Exercise instructions: Take from the records below each line that holds "deals".
┌─ Records for processing
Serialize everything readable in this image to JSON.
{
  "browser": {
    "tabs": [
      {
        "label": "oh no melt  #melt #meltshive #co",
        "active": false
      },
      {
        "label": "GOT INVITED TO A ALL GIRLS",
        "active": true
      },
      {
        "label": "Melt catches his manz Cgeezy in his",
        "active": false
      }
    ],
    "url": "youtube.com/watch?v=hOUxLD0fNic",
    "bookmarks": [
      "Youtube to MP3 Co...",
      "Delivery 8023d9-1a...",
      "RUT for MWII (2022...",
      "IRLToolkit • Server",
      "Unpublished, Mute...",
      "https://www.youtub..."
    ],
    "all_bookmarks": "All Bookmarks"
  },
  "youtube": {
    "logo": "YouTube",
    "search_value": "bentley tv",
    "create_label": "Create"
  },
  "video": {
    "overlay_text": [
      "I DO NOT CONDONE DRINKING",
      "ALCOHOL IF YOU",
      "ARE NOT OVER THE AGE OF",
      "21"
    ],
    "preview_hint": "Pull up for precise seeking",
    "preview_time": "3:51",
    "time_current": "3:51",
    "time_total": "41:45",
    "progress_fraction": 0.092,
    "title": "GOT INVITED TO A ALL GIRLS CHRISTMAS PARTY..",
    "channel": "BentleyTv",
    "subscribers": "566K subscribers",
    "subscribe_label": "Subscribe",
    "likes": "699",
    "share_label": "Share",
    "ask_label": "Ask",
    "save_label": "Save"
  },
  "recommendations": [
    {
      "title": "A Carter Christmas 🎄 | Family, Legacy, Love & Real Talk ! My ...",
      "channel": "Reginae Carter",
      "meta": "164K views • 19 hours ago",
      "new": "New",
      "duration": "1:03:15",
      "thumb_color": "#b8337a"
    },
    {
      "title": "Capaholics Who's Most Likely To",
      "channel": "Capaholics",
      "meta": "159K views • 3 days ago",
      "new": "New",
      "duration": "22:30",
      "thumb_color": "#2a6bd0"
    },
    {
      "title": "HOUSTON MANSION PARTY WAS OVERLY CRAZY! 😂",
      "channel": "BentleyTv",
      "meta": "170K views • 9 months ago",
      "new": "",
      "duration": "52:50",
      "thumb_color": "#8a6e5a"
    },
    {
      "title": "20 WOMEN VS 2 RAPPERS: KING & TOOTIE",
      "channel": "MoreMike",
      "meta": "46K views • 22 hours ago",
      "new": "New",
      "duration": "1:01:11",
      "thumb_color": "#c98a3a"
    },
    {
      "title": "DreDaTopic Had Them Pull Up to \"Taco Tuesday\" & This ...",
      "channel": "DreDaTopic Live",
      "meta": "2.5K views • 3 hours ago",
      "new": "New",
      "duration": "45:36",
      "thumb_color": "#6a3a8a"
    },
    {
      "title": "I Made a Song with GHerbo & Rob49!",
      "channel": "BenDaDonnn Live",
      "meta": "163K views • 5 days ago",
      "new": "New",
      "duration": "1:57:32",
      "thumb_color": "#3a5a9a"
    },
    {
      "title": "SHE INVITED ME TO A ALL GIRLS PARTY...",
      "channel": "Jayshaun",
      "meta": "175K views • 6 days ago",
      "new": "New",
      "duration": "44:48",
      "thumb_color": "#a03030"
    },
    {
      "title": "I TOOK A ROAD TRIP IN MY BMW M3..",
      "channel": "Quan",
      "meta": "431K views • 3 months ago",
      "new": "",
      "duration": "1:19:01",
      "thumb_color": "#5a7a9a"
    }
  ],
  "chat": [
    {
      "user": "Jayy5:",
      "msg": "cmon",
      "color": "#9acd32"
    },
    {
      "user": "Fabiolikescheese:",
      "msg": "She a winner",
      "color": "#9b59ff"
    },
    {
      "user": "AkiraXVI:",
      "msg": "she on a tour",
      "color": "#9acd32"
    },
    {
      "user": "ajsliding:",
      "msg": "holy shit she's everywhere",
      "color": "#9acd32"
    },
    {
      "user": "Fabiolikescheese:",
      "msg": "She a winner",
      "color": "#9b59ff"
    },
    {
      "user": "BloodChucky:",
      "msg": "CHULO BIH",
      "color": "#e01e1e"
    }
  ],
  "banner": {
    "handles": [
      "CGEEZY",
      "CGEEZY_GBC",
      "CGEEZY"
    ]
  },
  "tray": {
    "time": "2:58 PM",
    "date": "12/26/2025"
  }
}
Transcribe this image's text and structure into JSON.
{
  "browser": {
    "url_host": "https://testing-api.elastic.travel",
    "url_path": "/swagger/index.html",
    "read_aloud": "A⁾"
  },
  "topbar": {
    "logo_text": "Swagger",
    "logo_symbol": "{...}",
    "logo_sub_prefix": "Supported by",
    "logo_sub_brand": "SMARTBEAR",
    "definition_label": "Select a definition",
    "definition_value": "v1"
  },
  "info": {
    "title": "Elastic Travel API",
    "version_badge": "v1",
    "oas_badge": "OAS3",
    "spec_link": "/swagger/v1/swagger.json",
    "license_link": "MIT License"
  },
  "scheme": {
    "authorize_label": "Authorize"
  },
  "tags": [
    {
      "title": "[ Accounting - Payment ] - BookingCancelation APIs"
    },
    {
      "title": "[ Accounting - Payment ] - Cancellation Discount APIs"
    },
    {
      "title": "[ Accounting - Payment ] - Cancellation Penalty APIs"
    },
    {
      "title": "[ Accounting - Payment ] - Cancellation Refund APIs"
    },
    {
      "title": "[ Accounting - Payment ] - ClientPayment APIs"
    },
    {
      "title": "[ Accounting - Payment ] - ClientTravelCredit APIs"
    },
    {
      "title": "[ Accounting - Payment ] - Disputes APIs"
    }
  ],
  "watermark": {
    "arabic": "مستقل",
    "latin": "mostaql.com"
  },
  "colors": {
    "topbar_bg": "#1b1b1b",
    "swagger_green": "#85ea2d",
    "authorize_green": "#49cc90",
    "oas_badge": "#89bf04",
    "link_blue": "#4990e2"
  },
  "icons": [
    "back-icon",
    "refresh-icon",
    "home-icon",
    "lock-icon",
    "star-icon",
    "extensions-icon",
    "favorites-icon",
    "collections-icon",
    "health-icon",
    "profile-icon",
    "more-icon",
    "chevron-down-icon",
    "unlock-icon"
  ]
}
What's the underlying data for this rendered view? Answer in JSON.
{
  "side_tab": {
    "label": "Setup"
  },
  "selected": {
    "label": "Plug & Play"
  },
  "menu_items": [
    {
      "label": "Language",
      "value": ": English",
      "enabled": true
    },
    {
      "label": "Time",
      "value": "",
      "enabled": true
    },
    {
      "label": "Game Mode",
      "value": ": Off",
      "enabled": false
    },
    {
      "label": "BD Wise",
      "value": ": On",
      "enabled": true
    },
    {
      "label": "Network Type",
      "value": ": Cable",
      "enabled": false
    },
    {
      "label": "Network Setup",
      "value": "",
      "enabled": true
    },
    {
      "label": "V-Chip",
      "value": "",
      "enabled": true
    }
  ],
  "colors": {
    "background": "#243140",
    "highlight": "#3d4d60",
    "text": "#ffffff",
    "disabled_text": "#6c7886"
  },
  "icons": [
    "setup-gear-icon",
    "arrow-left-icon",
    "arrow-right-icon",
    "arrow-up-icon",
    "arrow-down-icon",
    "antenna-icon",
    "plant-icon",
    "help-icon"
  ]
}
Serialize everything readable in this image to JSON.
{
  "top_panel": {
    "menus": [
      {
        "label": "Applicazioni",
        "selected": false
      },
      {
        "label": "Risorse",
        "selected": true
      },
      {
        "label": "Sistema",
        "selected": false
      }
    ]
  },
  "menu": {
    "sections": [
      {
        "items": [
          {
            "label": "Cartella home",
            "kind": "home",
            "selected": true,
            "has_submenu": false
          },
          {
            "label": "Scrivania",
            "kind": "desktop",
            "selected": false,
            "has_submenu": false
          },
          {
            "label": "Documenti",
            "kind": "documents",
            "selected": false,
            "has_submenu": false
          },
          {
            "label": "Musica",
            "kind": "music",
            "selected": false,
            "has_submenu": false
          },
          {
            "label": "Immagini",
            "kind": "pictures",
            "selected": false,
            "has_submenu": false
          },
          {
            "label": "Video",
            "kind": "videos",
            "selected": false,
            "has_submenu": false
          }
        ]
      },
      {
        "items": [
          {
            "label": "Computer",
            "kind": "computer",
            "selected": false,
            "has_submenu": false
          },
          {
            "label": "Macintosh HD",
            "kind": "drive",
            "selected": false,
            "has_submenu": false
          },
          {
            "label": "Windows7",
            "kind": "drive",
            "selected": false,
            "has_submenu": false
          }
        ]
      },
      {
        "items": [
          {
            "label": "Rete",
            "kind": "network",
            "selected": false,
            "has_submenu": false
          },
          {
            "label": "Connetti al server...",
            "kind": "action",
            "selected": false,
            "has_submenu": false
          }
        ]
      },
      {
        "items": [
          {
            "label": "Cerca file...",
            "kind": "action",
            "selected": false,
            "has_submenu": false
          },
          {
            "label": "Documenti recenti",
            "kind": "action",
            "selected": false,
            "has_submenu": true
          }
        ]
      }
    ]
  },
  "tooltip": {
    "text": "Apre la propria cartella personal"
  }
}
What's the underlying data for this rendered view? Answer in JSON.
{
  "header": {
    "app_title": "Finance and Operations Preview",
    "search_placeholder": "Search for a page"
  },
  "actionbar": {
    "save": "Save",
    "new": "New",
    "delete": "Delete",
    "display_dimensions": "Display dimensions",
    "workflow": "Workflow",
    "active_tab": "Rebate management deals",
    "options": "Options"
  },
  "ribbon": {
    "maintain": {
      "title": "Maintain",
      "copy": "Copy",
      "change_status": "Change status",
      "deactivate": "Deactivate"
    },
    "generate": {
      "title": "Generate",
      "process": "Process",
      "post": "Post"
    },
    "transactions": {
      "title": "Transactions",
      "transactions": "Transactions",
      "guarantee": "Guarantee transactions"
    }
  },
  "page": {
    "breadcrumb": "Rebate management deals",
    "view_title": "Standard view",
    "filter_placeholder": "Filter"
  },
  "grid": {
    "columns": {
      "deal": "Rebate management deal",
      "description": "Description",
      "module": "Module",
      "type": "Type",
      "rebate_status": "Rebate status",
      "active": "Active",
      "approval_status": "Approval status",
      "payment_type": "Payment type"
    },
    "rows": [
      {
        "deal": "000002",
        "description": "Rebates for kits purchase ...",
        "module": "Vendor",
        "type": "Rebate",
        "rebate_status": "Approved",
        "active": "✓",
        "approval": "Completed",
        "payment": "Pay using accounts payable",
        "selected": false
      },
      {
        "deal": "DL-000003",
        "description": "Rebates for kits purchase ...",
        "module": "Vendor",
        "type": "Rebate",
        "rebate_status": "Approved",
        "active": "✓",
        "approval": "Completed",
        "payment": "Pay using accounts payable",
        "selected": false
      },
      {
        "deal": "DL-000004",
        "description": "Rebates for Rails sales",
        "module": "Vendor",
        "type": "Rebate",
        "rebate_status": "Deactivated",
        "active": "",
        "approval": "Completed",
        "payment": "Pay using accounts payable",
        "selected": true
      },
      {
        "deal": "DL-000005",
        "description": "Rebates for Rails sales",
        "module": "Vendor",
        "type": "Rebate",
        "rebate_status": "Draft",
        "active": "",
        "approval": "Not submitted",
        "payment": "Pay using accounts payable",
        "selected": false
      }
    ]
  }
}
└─
Output of the task:
    "active_tab": "Rebate management deals",
    "breadcrumb": "Rebate management deals",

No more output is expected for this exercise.